No matter what flux we use, we need BOTH good ventilation aaaaaand a mask (as well as gloves). Why? The SDS sheets say “use with adequate ventilation”, but…
Because we don’t have sophisticated air sniffers to be able to tell the ppm in the air in our studios, we have no idea if our ventilation is actually adequate. Also, because our faces are reaaaaalllly close to our work we’re getting a higher concentration of fumes right in our faceholes (even with a fan or fume box).
So, wear the mask (exhalation valves make it super easy to breath like normal) and keep any other humans or pets out of your workspace until you’ve had time to really air out the room.
Check out my Stained Glass Safety page if you’re interested in more info about safety for all of the steps in stained glass.
What’s the best flux to use for lead free solder?
Personally, I like Canfield Blu-Glass Flux. It works for lead or lead free. If you prefer a gel flux, I’d go with either Amerway Gel Flux or Classic 100 Gel Flux. All three are made with essentially the same ingredients. The difference is just if it’s more liquidy or more gel.
Amerway Gel Flux
I’ve used this and it does work well. I think gel flux can get a little sticky on the tools so it’s not my preference, but this is a good brand if you like gel!
Should you use separate tools when working with lead & lead free solder?
Yup! You don’t want to cross contaminate from lead to lead free.
I keep a separate soldering mat, iron, flux jar, brush, & pliers for when I do lead repairs.
Is lead free solder safer than lead?
Mostly, yes. There are some lead free solders that contain cadmium, antimony, or other questionable metals, so check their SDS sheets before you choose one.
The nice part about using lead free solder is that you can touch your finished projects whenever you want without having to remember to wash your hands right away.
And, you can really let your creativity fly with lead free!

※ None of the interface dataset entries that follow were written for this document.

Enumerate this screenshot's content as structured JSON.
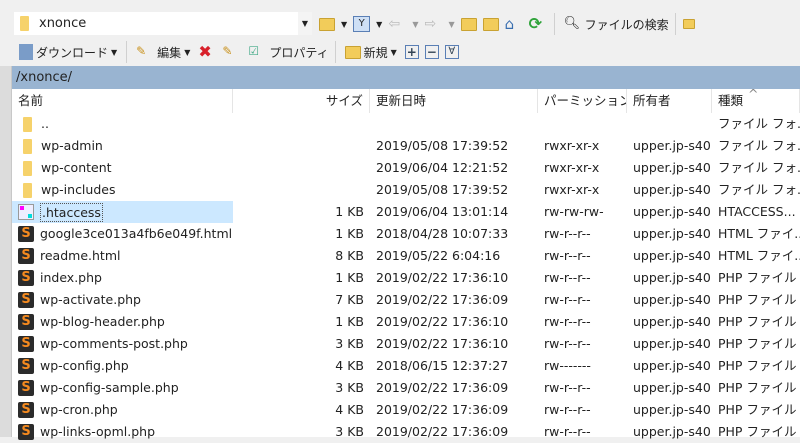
{
  "toolbar": {
    "location": "xnonce",
    "download": "ダウンロード",
    "edit": "編集",
    "properties": "プロパティ",
    "new": "新規",
    "find_files": "ファイルの検索"
  },
  "path": "/xnonce/",
  "columns": [
    "名前",
    "サイズ",
    "更新日時",
    "パーミッション",
    "所有者",
    "種類"
  ],
  "sort_indicator": "^",
  "files": [
    {
      "name": "..",
      "size": "",
      "date": "",
      "perm": "",
      "owner": "",
      "type": "ファイル フォ...",
      "icon": "parent"
    },
    {
      "name": "wp-admin",
      "size": "",
      "date": "2019/05/08 17:39:52",
      "perm": "rwxr-xr-x",
      "owner": "upper.jp-s40",
      "type": "ファイル フォ...",
      "icon": "folder"
    },
    {
      "name": "wp-content",
      "size": "",
      "date": "2019/06/04 12:21:52",
      "perm": "rwxr-xr-x",
      "owner": "upper.jp-s40",
      "type": "ファイル フォ...",
      "icon": "folder"
    },
    {
      "name": "wp-includes",
      "size": "",
      "date": "2019/05/08 17:39:52",
      "perm": "rwxr-xr-x",
      "owner": "upper.jp-s40",
      "type": "ファイル フォ...",
      "icon": "folder"
    },
    {
      "name": ".htaccess",
      "size": "1 KB",
      "date": "2019/06/04 13:01:14",
      "perm": "rw-rw-rw-",
      "owner": "upper.jp-s40",
      "type": "HTACCESS...",
      "icon": "htaccess",
      "selected": true
    },
    {
      "name": "google3ce013a4fb6e049f.html",
      "size": "1 KB",
      "date": "2018/04/28 10:07:33",
      "perm": "rw-r--r--",
      "owner": "upper.jp-s40",
      "type": "HTML ファイ...",
      "icon": "sublime"
    },
    {
      "name": "readme.html",
      "size": "8 KB",
      "date": "2019/05/22 6:04:16",
      "perm": "rw-r--r--",
      "owner": "upper.jp-s40",
      "type": "HTML ファイ...",
      "icon": "sublime"
    },
    {
      "name": "index.php",
      "size": "1 KB",
      "date": "2019/02/22 17:36:10",
      "perm": "rw-r--r--",
      "owner": "upper.jp-s40",
      "type": "PHP ファイル",
      "icon": "sublime"
    },
    {
      "name": "wp-activate.php",
      "size": "7 KB",
      "date": "2019/02/22 17:36:09",
      "perm": "rw-r--r--",
      "owner": "upper.jp-s40",
      "type": "PHP ファイル",
      "icon": "sublime"
    },
    {
      "name": "wp-blog-header.php",
      "size": "1 KB",
      "date": "2019/02/22 17:36:10",
      "perm": "rw-r--r--",
      "owner": "upper.jp-s40",
      "type": "PHP ファイル",
      "icon": "sublime"
    },
    {
      "name": "wp-comments-post.php",
      "size": "3 KB",
      "date": "2019/02/22 17:36:10",
      "perm": "rw-r--r--",
      "owner": "upper.jp-s40",
      "type": "PHP ファイル",
      "icon": "sublime"
    },
    {
      "name": "wp-config.php",
      "size": "4 KB",
      "date": "2018/06/15 12:37:27",
      "perm": "rw-------",
      "owner": "upper.jp-s40",
      "type": "PHP ファイル",
      "icon": "sublime"
    },
    {
      "name": "wp-config-sample.php",
      "size": "3 KB",
      "date": "2019/02/22 17:36:09",
      "perm": "rw-r--r--",
      "owner": "upper.jp-s40",
      "type": "PHP ファイル",
      "icon": "sublime"
    },
    {
      "name": "wp-cron.php",
      "size": "4 KB",
      "date": "2019/02/22 17:36:09",
      "perm": "rw-r--r--",
      "owner": "upper.jp-s40",
      "type": "PHP ファイル",
      "icon": "sublime"
    },
    {
      "name": "wp-links-opml.php",
      "size": "3 KB",
      "date": "2019/02/22 17:36:09",
      "perm": "rw-r--r--",
      "owner": "upper.jp-s40",
      "type": "PHP ファイル",
      "icon": "sublime"
    }
  ]
}
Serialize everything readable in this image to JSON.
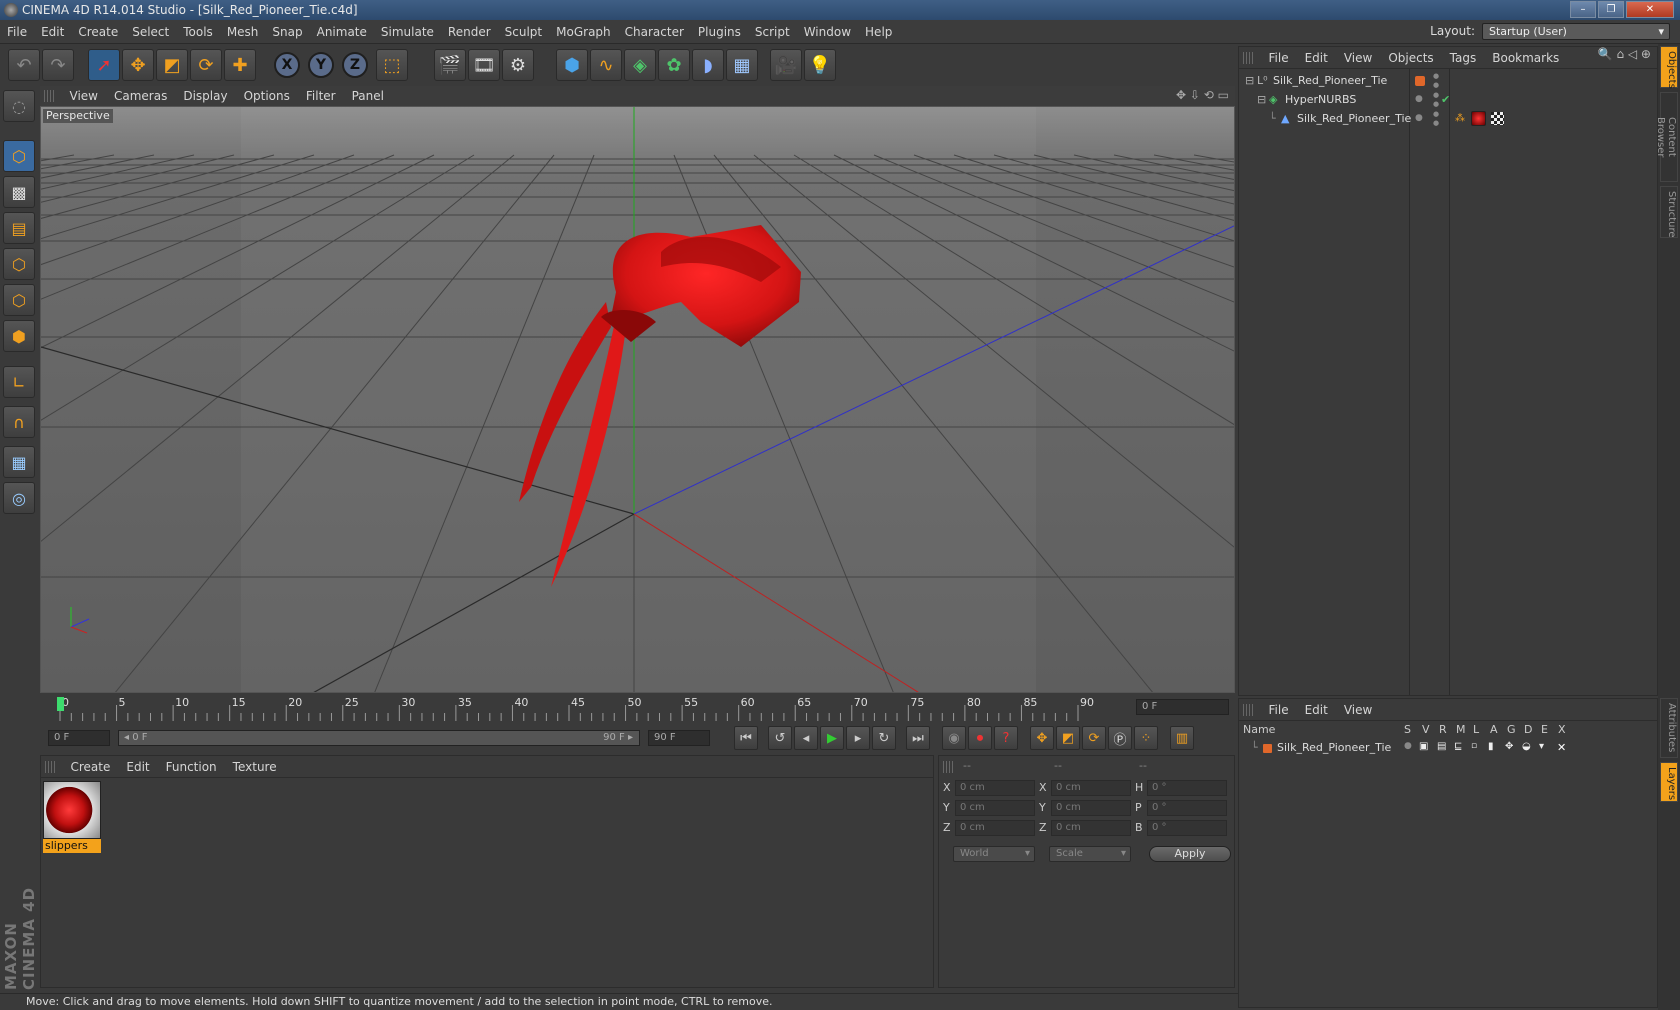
{
  "window": {
    "title": "CINEMA 4D R14.014 Studio - [Silk_Red_Pioneer_Tie.c4d]",
    "buttons": [
      "–",
      "❐",
      "✕"
    ]
  },
  "menubar": {
    "items": [
      "File",
      "Edit",
      "Create",
      "Select",
      "Tools",
      "Mesh",
      "Snap",
      "Animate",
      "Simulate",
      "Render",
      "Sculpt",
      "MoGraph",
      "Character",
      "Plugins",
      "Script",
      "Window",
      "Help"
    ],
    "layout_label": "Layout:",
    "layout_value": "Startup (User)"
  },
  "toolbar": {
    "icons": [
      "undo-icon",
      "redo-icon",
      "live-selection-icon",
      "move-icon",
      "scale-icon",
      "rotate-icon",
      "add-icon",
      "x-axis-icon",
      "y-axis-icon",
      "z-axis-icon",
      "coordinate-system-icon",
      "render-view-icon",
      "render-picture-viewer-icon",
      "render-settings-icon",
      "cube-icon",
      "spline-icon",
      "nurbs-icon",
      "array-icon",
      "deformer-icon",
      "floor-icon",
      "camera-icon",
      "light-icon"
    ],
    "axis_x": "X",
    "axis_y": "Y",
    "axis_z": "Z"
  },
  "viewport": {
    "menu": [
      "View",
      "Cameras",
      "Display",
      "Options",
      "Filter",
      "Panel"
    ],
    "label": "Perspective",
    "colors": {
      "bg_top": "#5e5e5e",
      "bg_bottom": "#6e6e6e",
      "object": "#d41414"
    }
  },
  "timeline": {
    "ticks": [
      "0",
      "5",
      "10",
      "15",
      "20",
      "25",
      "30",
      "35",
      "40",
      "45",
      "50",
      "55",
      "60",
      "65",
      "70",
      "75",
      "80",
      "85",
      "90"
    ],
    "current_frame": "0 F"
  },
  "transport": {
    "start_field": "0 F",
    "range_start": "◂ 0 F",
    "range_end": "90 F ▸",
    "end_field": "90 F"
  },
  "materials": {
    "menu": [
      "Create",
      "Edit",
      "Function",
      "Texture"
    ],
    "items": [
      {
        "name": "slippers"
      }
    ]
  },
  "coordinates": {
    "headers": [
      "--",
      "--",
      "--"
    ],
    "rows": [
      {
        "a_label": "X",
        "a_value": "0 cm",
        "b_label": "X",
        "b_value": "0 cm",
        "c_label": "H",
        "c_value": "0 °"
      },
      {
        "a_label": "Y",
        "a_value": "0 cm",
        "b_label": "Y",
        "b_value": "0 cm",
        "c_label": "P",
        "c_value": "0 °"
      },
      {
        "a_label": "Z",
        "a_value": "0 cm",
        "b_label": "Z",
        "b_value": "0 cm",
        "c_label": "B",
        "c_value": "0 °"
      }
    ],
    "mode": "World",
    "scale": "Scale",
    "apply": "Apply"
  },
  "objects": {
    "menu": [
      "File",
      "Edit",
      "View",
      "Objects",
      "Tags",
      "Bookmarks"
    ],
    "tree": [
      {
        "name": "Silk_Red_Pioneer_Tie",
        "indent": 0,
        "icon": "null-icon"
      },
      {
        "name": "HyperNURBS",
        "indent": 1,
        "icon": "hypernurbs-icon"
      },
      {
        "name": "Silk_Red_Pioneer_Tie",
        "indent": 2,
        "icon": "polygon-icon"
      }
    ]
  },
  "layers": {
    "menu": [
      "File",
      "Edit",
      "View"
    ],
    "columns": [
      "Name",
      "S",
      "V",
      "R",
      "M",
      "L",
      "A",
      "G",
      "D",
      "E",
      "X"
    ],
    "rows": [
      {
        "name": "Silk_Red_Pioneer_Tie"
      }
    ]
  },
  "right_tabs": [
    "Objects",
    "Content Browser",
    "Structure",
    "Attributes",
    "Layers"
  ],
  "left_brand": "MAXON CINEMA 4D",
  "status": "Move: Click and drag to move elements. Hold down SHIFT to quantize movement / add to the selection in point mode, CTRL to remove."
}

You can make anything you want, for whoever you want (like I mentioned above, earrings, pendants, keychains, kaleidoscopes, etc).

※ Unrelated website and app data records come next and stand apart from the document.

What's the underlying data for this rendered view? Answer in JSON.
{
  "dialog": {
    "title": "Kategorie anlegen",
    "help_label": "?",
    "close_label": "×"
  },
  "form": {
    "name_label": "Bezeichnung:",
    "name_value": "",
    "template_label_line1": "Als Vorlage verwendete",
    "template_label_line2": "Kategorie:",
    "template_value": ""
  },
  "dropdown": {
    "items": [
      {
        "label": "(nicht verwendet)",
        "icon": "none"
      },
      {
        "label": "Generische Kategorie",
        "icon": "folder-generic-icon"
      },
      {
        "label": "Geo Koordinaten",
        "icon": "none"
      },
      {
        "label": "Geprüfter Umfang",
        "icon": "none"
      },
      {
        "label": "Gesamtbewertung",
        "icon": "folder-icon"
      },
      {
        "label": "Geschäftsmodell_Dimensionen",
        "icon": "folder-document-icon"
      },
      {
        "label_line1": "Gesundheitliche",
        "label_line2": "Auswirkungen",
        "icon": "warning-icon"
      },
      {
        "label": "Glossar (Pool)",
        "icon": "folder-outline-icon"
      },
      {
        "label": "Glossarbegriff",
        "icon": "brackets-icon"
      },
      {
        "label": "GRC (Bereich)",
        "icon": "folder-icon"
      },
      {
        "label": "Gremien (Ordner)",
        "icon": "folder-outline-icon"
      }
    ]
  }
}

If you’re interested in learning to make Stained Glass Art, or you want to up your Soldering Game, come take a Stained Glass Class with me!
Peace, Love, & Stained Glass,
Get your FREE Beginner’s Guide to Stained Glass, a List of Essential Tools & Supplies to Get Started, Free Patterns & regular tips straight your inbox!